Example 6 Find the derivative of the function/ =12' '. Here, ft = 12,/(;)= 1 - t. and f'(t)= - 1; thus

Higher Derivatives

Higher derivatives of exponential and log functions, like those of other types of functions, are merely the results of repeated differentiation.

Example 7 Find the second derivative of y = b' (with b > 1). The first derivative, by (10.21), is y'(t) = b'\xi b (where In b is, of course, a constant); thus, by differentiating once more with respect to t, we have y"(t) = Jty'{t) = (jtb')[n b = (ft'ln ¿>)ln h = b'(ln bf

Note that y = b' is always positive and In b (for b > 1) is also positive [by (10.16)]; thus y'(t) = b'In b must be positive. And y"(t), being a product of b' and a squared number, is also positive. These facts confirm our previous statement that the exponential function y = b' increases monotonically at an increasing rate.

Example 8 Find the second derivative of y = In t. The first derivative is y' = 1 /t = hence, the second derivative is

Inasmuch as the domain of this function consists of the open interval (0, oo), y' = 1 /t must be a positive number. On the other hand, y" is always negative. Together, these conclusions serve to confirm our earlier allegation that the log function y = In t increases monotonically at a decreasing rate.

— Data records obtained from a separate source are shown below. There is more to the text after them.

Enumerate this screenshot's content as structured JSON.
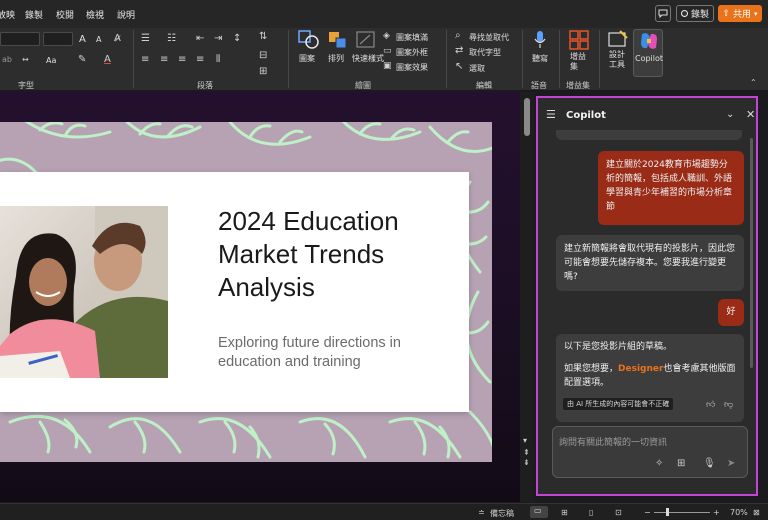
{
  "menu": {
    "items": [
      "放映",
      "錄製",
      "校閱",
      "檢視",
      "說明"
    ]
  },
  "top_buttons": {
    "comment_icon": "comment-icon",
    "record_label": "錄製",
    "share_label": "共用"
  },
  "ribbon": {
    "font_group_label": "字型",
    "paragraph_group_label": "段落",
    "drawing_group_label": "繪圖",
    "editing_group_label": "編輯",
    "voice_group_label": "語音",
    "addins_group_label": "增益集",
    "shapes_label": "圖案",
    "arrange_label": "排列",
    "quick_styles_label": "快速樣式",
    "shape_fill_label": "圖案填滿",
    "shape_outline_label": "圖案外框",
    "shape_effects_label": "圖案效果",
    "find_replace_label": "尋找並取代",
    "replace_label": "取代字型",
    "select_label": "選取",
    "dictate_label": "聽寫",
    "addins_label": "增益集",
    "designer_label": "設計工具",
    "copilot_label": "Copilot",
    "font_size_up": "A",
    "font_size_down": "A",
    "text_effects": "Aa"
  },
  "slide": {
    "title": "2024 Education Market Trends Analysis",
    "subtitle": "Exploring future directions in education and training"
  },
  "copilot": {
    "header_title": "Copilot",
    "messages": [
      {
        "role": "user",
        "text": "建立關於2024教育市場趨勢分析的簡報，包括成人職訓、外語學習與青少年補習的市場分析章節"
      },
      {
        "role": "ai",
        "text": "建立新簡報將會取代現有的投影片，因此您可能會想要先儲存複本。您要我進行變更嗎?"
      },
      {
        "role": "user",
        "text": "好"
      },
      {
        "role": "ai",
        "text_intro": "以下是您投影片組的草稿。",
        "text_before": "如果您想要，",
        "designer_link": "Designer",
        "text_after": "也會考慮其他版面配置選項。",
        "disclaimer": "由 AI 所生成的內容可能會不正確"
      }
    ],
    "input_placeholder": "詢問有關此簡報的一切資訊"
  },
  "status": {
    "notes_label": "備忘稿",
    "zoom_level": "70%"
  },
  "colors": {
    "accent_orange": "#e8731b",
    "copilot_border": "#c445d4",
    "user_bubble": "#9a2b17",
    "slide_bg": "#b6a2b3",
    "leaf_green": "#bff0c7"
  }
}
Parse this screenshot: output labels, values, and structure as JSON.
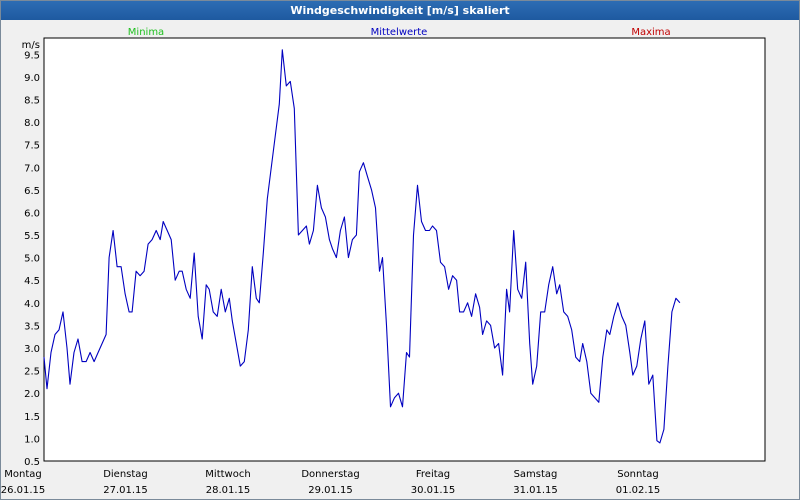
{
  "window": {
    "title": "Windgeschwindigkeit [m/s] skaliert"
  },
  "legend": [
    {
      "name": "Minima",
      "color": "#20c020"
    },
    {
      "name": "Mittelwerte",
      "color": "#0000c0"
    },
    {
      "name": "Maxima",
      "color": "#c00000"
    }
  ],
  "chart_data": {
    "type": "line",
    "ylabel": "m/s",
    "ylim": [
      0.5,
      9.86
    ],
    "y_ticks": [
      "0.5",
      "1.0",
      "1.5",
      "2.0",
      "2.5",
      "3.0",
      "3.5",
      "4.0",
      "4.5",
      "5.0",
      "5.5",
      "6.0",
      "6.5",
      "7.0",
      "7.5",
      "8.0",
      "8.5",
      "9.0",
      "9.5"
    ],
    "xlim": [
      0,
      7.2
    ],
    "x_ticks": [
      {
        "day": "Montag",
        "date": "26.01.15"
      },
      {
        "day": "Dienstag",
        "date": "27.01.15"
      },
      {
        "day": "Mittwoch",
        "date": "28.01.15"
      },
      {
        "day": "Donnerstag",
        "date": "29.01.15"
      },
      {
        "day": "Freitag",
        "date": "30.01.15"
      },
      {
        "day": "Samstag",
        "date": "31.01.15"
      },
      {
        "day": "Sonntag",
        "date": "01.02.15"
      }
    ],
    "grid": true,
    "series": [
      {
        "name": "Mittelwerte",
        "color": "#0000c0",
        "points": [
          [
            0.0,
            2.8
          ],
          [
            0.03,
            2.1
          ],
          [
            0.07,
            2.9
          ],
          [
            0.11,
            3.3
          ],
          [
            0.15,
            3.4
          ],
          [
            0.19,
            3.8
          ],
          [
            0.23,
            3.0
          ],
          [
            0.26,
            2.2
          ],
          [
            0.3,
            2.9
          ],
          [
            0.34,
            3.2
          ],
          [
            0.38,
            2.7
          ],
          [
            0.42,
            2.7
          ],
          [
            0.46,
            2.9
          ],
          [
            0.5,
            2.7
          ],
          [
            0.54,
            2.9
          ],
          [
            0.58,
            3.1
          ],
          [
            0.62,
            3.3
          ],
          [
            0.65,
            5.0
          ],
          [
            0.69,
            5.6
          ],
          [
            0.73,
            4.8
          ],
          [
            0.77,
            4.8
          ],
          [
            0.81,
            4.2
          ],
          [
            0.85,
            3.8
          ],
          [
            0.88,
            3.8
          ],
          [
            0.92,
            4.7
          ],
          [
            0.96,
            4.6
          ],
          [
            1.0,
            4.7
          ],
          [
            1.04,
            5.3
          ],
          [
            1.08,
            5.4
          ],
          [
            1.12,
            5.6
          ],
          [
            1.16,
            5.4
          ],
          [
            1.19,
            5.8
          ],
          [
            1.23,
            5.6
          ],
          [
            1.27,
            5.4
          ],
          [
            1.31,
            4.5
          ],
          [
            1.35,
            4.7
          ],
          [
            1.38,
            4.7
          ],
          [
            1.42,
            4.3
          ],
          [
            1.46,
            4.1
          ],
          [
            1.5,
            5.1
          ],
          [
            1.54,
            3.7
          ],
          [
            1.58,
            3.2
          ],
          [
            1.62,
            4.4
          ],
          [
            1.65,
            4.3
          ],
          [
            1.69,
            3.8
          ],
          [
            1.73,
            3.7
          ],
          [
            1.77,
            4.3
          ],
          [
            1.81,
            3.8
          ],
          [
            1.85,
            4.1
          ],
          [
            1.88,
            3.6
          ],
          [
            1.92,
            3.1
          ],
          [
            1.96,
            2.6
          ],
          [
            2.0,
            2.7
          ],
          [
            2.04,
            3.4
          ],
          [
            2.08,
            4.8
          ],
          [
            2.12,
            4.1
          ],
          [
            2.15,
            4.0
          ],
          [
            2.19,
            5.1
          ],
          [
            2.23,
            6.3
          ],
          [
            2.27,
            7.0
          ],
          [
            2.31,
            7.7
          ],
          [
            2.35,
            8.4
          ],
          [
            2.38,
            9.6
          ],
          [
            2.42,
            8.8
          ],
          [
            2.46,
            8.9
          ],
          [
            2.5,
            8.3
          ],
          [
            2.54,
            5.5
          ],
          [
            2.58,
            5.6
          ],
          [
            2.62,
            5.7
          ],
          [
            2.65,
            5.3
          ],
          [
            2.69,
            5.6
          ],
          [
            2.73,
            6.6
          ],
          [
            2.77,
            6.1
          ],
          [
            2.81,
            5.9
          ],
          [
            2.85,
            5.4
          ],
          [
            2.88,
            5.2
          ],
          [
            2.92,
            5.0
          ],
          [
            2.96,
            5.6
          ],
          [
            3.0,
            5.9
          ],
          [
            3.04,
            5.0
          ],
          [
            3.08,
            5.4
          ],
          [
            3.12,
            5.5
          ],
          [
            3.15,
            6.9
          ],
          [
            3.19,
            7.1
          ],
          [
            3.23,
            6.8
          ],
          [
            3.27,
            6.5
          ],
          [
            3.31,
            6.1
          ],
          [
            3.35,
            4.7
          ],
          [
            3.38,
            5.0
          ],
          [
            3.42,
            3.5
          ],
          [
            3.46,
            1.7
          ],
          [
            3.5,
            1.9
          ],
          [
            3.54,
            2.0
          ],
          [
            3.58,
            1.7
          ],
          [
            3.62,
            2.9
          ],
          [
            3.65,
            2.8
          ],
          [
            3.69,
            5.5
          ],
          [
            3.73,
            6.6
          ],
          [
            3.77,
            5.8
          ],
          [
            3.81,
            5.6
          ],
          [
            3.85,
            5.6
          ],
          [
            3.88,
            5.7
          ],
          [
            3.92,
            5.6
          ],
          [
            3.96,
            4.9
          ],
          [
            4.0,
            4.8
          ],
          [
            4.04,
            4.3
          ],
          [
            4.08,
            4.6
          ],
          [
            4.12,
            4.5
          ],
          [
            4.15,
            3.8
          ],
          [
            4.19,
            3.8
          ],
          [
            4.23,
            4.0
          ],
          [
            4.27,
            3.7
          ],
          [
            4.31,
            4.2
          ],
          [
            4.35,
            3.9
          ],
          [
            4.38,
            3.3
          ],
          [
            4.42,
            3.6
          ],
          [
            4.46,
            3.5
          ],
          [
            4.5,
            3.0
          ],
          [
            4.54,
            3.1
          ],
          [
            4.58,
            2.4
          ],
          [
            4.62,
            4.3
          ],
          [
            4.65,
            3.8
          ],
          [
            4.69,
            5.6
          ],
          [
            4.73,
            4.3
          ],
          [
            4.77,
            4.1
          ],
          [
            4.81,
            4.9
          ],
          [
            4.85,
            3.1
          ],
          [
            4.88,
            2.2
          ],
          [
            4.92,
            2.6
          ],
          [
            4.96,
            3.8
          ],
          [
            5.0,
            3.8
          ],
          [
            5.04,
            4.4
          ],
          [
            5.08,
            4.8
          ],
          [
            5.12,
            4.2
          ],
          [
            5.15,
            4.4
          ],
          [
            5.19,
            3.8
          ],
          [
            5.23,
            3.7
          ],
          [
            5.27,
            3.4
          ],
          [
            5.31,
            2.8
          ],
          [
            5.35,
            2.7
          ],
          [
            5.38,
            3.1
          ],
          [
            5.42,
            2.7
          ],
          [
            5.46,
            2.0
          ],
          [
            5.5,
            1.9
          ],
          [
            5.54,
            1.8
          ],
          [
            5.58,
            2.8
          ],
          [
            5.62,
            3.4
          ],
          [
            5.65,
            3.3
          ],
          [
            5.69,
            3.7
          ],
          [
            5.73,
            4.0
          ],
          [
            5.77,
            3.7
          ],
          [
            5.81,
            3.5
          ],
          [
            5.85,
            2.9
          ],
          [
            5.88,
            2.4
          ],
          [
            5.92,
            2.6
          ],
          [
            5.96,
            3.2
          ],
          [
            6.0,
            3.6
          ],
          [
            6.04,
            2.2
          ],
          [
            6.08,
            2.4
          ],
          [
            6.12,
            0.95
          ],
          [
            6.15,
            0.9
          ],
          [
            6.19,
            1.2
          ],
          [
            6.23,
            2.6
          ],
          [
            6.27,
            3.8
          ],
          [
            6.31,
            4.1
          ],
          [
            6.35,
            4.0
          ]
        ]
      }
    ]
  }
}
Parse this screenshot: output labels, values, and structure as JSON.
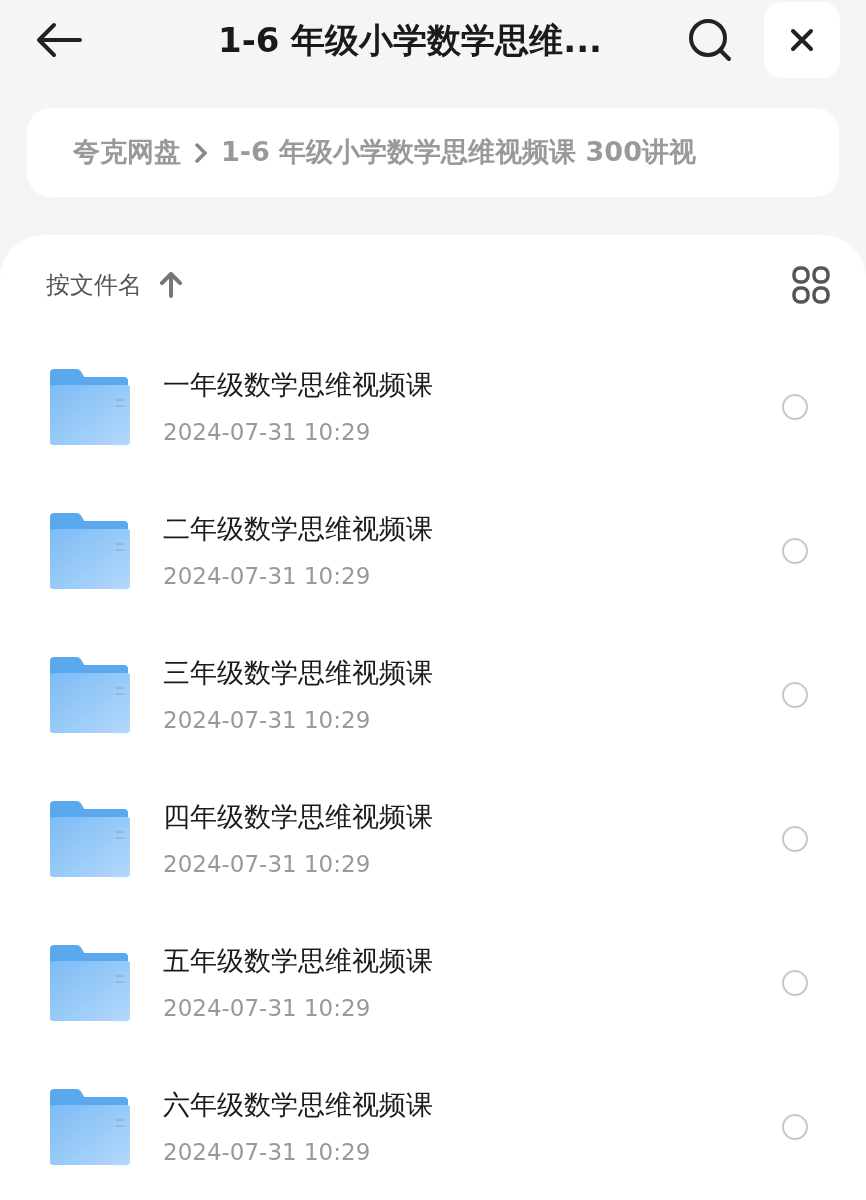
{
  "header": {
    "title": "1-6 年级小学数学思维..."
  },
  "breadcrumb": [
    {
      "label": "夸克网盘"
    },
    {
      "label": "1-6 年级小学数学思维视频课 300讲视"
    }
  ],
  "sort": {
    "label": "按文件名"
  },
  "files": [
    {
      "name": "一年级数学思维视频课",
      "date": "2024-07-31 10:29",
      "selected": false
    },
    {
      "name": "二年级数学思维视频课",
      "date": "2024-07-31 10:29",
      "selected": false
    },
    {
      "name": "三年级数学思维视频课",
      "date": "2024-07-31 10:29",
      "selected": false
    },
    {
      "name": "四年级数学思维视频课",
      "date": "2024-07-31 10:29",
      "selected": false
    },
    {
      "name": "五年级数学思维视频课",
      "date": "2024-07-31 10:29",
      "selected": false
    },
    {
      "name": "六年级数学思维视频课",
      "date": "2024-07-31 10:29",
      "selected": false
    }
  ]
}
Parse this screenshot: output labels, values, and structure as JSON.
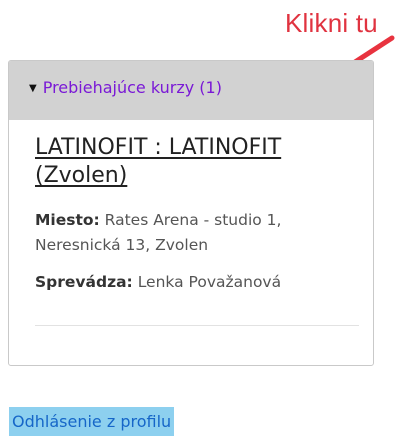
{
  "annotation": {
    "text": "Klikni tu",
    "color": "#e03340"
  },
  "courses_box": {
    "header_toggle": "▼",
    "header_label": "Prebiehajúce kurzy (1)",
    "course": {
      "title": "LATINOFIT : LATINOFIT (Zvolen)",
      "place_label": "Miesto:",
      "place_value": " Rates Arena  - studio 1, Neresnická 13, Zvolen",
      "guide_label": "Sprevádza:",
      "guide_value": " Lenka  Považanová"
    }
  },
  "logout": {
    "label": "Odhlásenie z profilu"
  },
  "colors": {
    "header_bg": "#d2d2d2",
    "link_purple": "#7a19d6",
    "logout_bg": "#8dd0ef",
    "logout_text": "#1666c8"
  },
  "icons": [
    "red-arrow-icon",
    "triangle-down-icon"
  ]
}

### An Application

One of the prime virtues of the logarithm is its ability to convert a multiplication into an addition, and a division into a subtraction. This property can be exploited when we are differentiating a complicated product or quotient of any type of functions (not necessarily exponential or logarithmic).

Example 9 Find dy/dx from x2

Instead of applying the product and quotient rules, we may first take the natural log of both sides of the equation to reduce the function to the form

According to (10.20), the derivative of the left side with respect to x is

4- (left side) = I f dx y dx whereas the right side gives d , . , ., . 2x 1 2 Ix + 6

When the two results are equated and both sides are multiplied by y, we get the desired derivative as follows:

Example 10 Find dy/dx from y = x"ekx ' . Taking the natural log of both sides, we have

In y = a In x + \nekx~c = a\n x + kx — c Differentiating both sides with respect to jc, and using (10.20), we then get and y dx dy

0 0